Latest by Tim Hinkhouse
24 Years Ago, I Was Arrested for Having HIV and Unprotected Sex and Failing to Disclose: A Blog Entry by Tim Hinkhouse
"This is 288 months of my life," Tim Hinkhouse writes. "In some cases, that's more than someone who took a life on purpose."
Questions About HIV Criminalization Law Updates, Retroactivity, and Recidivism: A Blog Entry by Tim Hinkhouse
"Who in the free world is looking out for those of us already incarcerated for decades, making sure that we get access to equal justice and fair punishment when new bills are signed into law?"
World AIDS Day Could Mean More Than Telling Prisoners to Get an HIV Test: A Blog Entry by Tim Hinkhouse
"Take a minute to remember those living with HIV and those we lost before the medicines prolonged our lives," Tim Hinkhouse writes. "I won't forget my brothers and sisters who are living with HIV and the ones I've lost."
"My goal is still to be an AIDS activist and help anyone incarcerated because of their HIV status," Tim Hinkhouse writes. "To be an advocate for them so their voices will be heard and they won't be forgotten."
Almost 30 years later, Tim Hinkhouse was contacted by the son he abandoned as an infant. Although he's unsure about how to handle it, he says it is "a blessing that I am grateful for."
Living with HIV is easy, really: It is all the day-to-day stuff that we deal with that frustrates us to the point where we forget to take care of ourselves.
A Good Summer: Still Undetectable, and My Biological Family Wants to Be a Part of My Life -- A Blog Entry by Tim Hinkhouse
Tim is happy to have recently found his birth mom, who knows he is HIV positive and printed out all of his blog entries "to see how he writes."
On his 47th birthday, Tim reflects: "You shouldn't dread the thought of getting older. Look at it as an opportunity to spend another year improving yourself and helping other people get through the rough spots of living with their HIV virus."
"I have the symptoms of someone with cirrhosis of the liver. How can this be? I haven't drunk alcohol in over twenty years, and I don't have hepatitis C," wonders Tim Hinkhouse.
"No longer am I the impulsive person I once was with total disregard for any and all consequences.
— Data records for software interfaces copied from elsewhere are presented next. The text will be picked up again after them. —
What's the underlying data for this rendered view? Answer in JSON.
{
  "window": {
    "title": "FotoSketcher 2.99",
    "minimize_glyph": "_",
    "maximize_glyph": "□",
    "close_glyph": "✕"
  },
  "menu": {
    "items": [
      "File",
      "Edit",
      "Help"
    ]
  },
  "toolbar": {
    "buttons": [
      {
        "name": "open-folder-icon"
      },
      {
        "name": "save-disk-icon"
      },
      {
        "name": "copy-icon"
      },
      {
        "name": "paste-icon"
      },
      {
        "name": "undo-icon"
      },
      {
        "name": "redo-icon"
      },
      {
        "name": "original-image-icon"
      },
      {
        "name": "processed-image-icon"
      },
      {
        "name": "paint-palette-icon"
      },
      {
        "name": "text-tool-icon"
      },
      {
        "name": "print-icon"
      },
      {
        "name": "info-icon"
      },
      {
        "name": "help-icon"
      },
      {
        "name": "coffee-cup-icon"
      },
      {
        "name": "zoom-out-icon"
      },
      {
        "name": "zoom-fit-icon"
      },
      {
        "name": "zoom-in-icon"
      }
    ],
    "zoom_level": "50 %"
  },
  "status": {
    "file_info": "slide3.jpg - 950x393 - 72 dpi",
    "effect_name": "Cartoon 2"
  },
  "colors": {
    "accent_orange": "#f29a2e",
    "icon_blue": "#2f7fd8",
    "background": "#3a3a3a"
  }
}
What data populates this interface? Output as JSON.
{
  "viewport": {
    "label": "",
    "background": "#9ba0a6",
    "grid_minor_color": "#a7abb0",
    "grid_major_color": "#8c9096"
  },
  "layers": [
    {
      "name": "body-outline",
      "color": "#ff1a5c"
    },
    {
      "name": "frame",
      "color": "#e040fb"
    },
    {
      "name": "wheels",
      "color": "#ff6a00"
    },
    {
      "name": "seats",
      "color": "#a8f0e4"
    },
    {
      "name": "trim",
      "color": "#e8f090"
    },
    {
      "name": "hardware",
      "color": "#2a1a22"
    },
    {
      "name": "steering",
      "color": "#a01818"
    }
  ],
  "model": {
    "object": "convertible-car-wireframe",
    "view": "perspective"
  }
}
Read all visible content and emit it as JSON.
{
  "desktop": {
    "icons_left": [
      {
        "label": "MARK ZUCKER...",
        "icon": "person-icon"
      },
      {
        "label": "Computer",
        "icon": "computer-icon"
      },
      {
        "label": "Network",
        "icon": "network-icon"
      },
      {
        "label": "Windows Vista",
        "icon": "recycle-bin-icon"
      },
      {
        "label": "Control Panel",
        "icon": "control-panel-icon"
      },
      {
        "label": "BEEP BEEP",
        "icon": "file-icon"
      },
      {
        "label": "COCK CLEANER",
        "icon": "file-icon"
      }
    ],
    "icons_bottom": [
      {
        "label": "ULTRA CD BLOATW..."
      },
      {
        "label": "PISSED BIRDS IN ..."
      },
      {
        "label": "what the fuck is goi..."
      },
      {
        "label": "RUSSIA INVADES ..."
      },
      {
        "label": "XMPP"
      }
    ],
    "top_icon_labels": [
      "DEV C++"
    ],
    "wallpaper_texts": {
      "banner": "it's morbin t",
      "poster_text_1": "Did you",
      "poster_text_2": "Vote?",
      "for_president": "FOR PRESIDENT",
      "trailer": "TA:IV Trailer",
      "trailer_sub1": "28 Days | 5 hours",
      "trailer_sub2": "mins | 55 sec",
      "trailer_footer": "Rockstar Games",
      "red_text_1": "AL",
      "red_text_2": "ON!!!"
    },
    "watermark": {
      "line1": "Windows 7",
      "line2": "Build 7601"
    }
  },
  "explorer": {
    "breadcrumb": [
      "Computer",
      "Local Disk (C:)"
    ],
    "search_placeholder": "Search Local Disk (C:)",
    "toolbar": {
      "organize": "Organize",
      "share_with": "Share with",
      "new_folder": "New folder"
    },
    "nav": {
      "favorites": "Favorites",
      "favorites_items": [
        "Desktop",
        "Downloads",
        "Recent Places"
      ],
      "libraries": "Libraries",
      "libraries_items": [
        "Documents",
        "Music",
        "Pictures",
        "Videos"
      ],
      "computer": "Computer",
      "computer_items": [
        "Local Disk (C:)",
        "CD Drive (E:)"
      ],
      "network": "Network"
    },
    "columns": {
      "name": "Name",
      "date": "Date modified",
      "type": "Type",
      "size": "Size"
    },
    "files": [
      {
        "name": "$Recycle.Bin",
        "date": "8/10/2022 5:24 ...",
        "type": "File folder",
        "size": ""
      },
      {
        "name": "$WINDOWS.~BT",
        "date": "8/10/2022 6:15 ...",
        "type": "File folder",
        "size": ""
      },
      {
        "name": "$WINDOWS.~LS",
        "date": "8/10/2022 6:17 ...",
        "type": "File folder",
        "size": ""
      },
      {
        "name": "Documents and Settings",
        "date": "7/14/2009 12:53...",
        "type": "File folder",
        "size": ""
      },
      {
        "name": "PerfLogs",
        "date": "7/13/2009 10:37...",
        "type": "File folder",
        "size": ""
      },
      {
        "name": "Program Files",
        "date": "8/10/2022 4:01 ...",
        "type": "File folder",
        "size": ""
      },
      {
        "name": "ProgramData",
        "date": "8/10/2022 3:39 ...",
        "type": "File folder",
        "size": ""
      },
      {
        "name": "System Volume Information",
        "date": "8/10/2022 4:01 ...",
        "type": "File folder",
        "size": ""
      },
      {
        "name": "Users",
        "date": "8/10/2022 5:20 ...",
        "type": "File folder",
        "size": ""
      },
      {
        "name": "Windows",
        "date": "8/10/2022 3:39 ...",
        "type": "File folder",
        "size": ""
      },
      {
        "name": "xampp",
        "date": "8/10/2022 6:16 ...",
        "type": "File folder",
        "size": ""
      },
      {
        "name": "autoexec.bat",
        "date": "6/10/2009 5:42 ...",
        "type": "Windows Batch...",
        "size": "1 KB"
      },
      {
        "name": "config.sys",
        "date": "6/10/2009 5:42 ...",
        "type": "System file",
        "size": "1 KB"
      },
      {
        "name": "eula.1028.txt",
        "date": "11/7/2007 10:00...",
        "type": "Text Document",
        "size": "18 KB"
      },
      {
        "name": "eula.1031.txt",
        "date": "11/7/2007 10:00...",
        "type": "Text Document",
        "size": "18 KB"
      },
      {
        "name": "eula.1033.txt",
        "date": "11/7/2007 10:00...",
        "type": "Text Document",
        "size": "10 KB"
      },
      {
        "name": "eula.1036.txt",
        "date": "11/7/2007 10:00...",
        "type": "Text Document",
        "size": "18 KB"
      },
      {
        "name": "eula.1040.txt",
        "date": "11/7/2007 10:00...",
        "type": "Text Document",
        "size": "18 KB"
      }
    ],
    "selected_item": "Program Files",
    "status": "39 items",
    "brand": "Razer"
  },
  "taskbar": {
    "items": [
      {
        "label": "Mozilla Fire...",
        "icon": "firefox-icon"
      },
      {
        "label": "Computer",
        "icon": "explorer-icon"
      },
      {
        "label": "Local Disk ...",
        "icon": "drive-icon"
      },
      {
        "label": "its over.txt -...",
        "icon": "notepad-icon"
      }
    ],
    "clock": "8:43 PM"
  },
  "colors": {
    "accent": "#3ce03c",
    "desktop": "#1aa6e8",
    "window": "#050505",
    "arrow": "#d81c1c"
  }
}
Now I think everything through, playing all the outcomes in my mind first, so I can make the right decisions."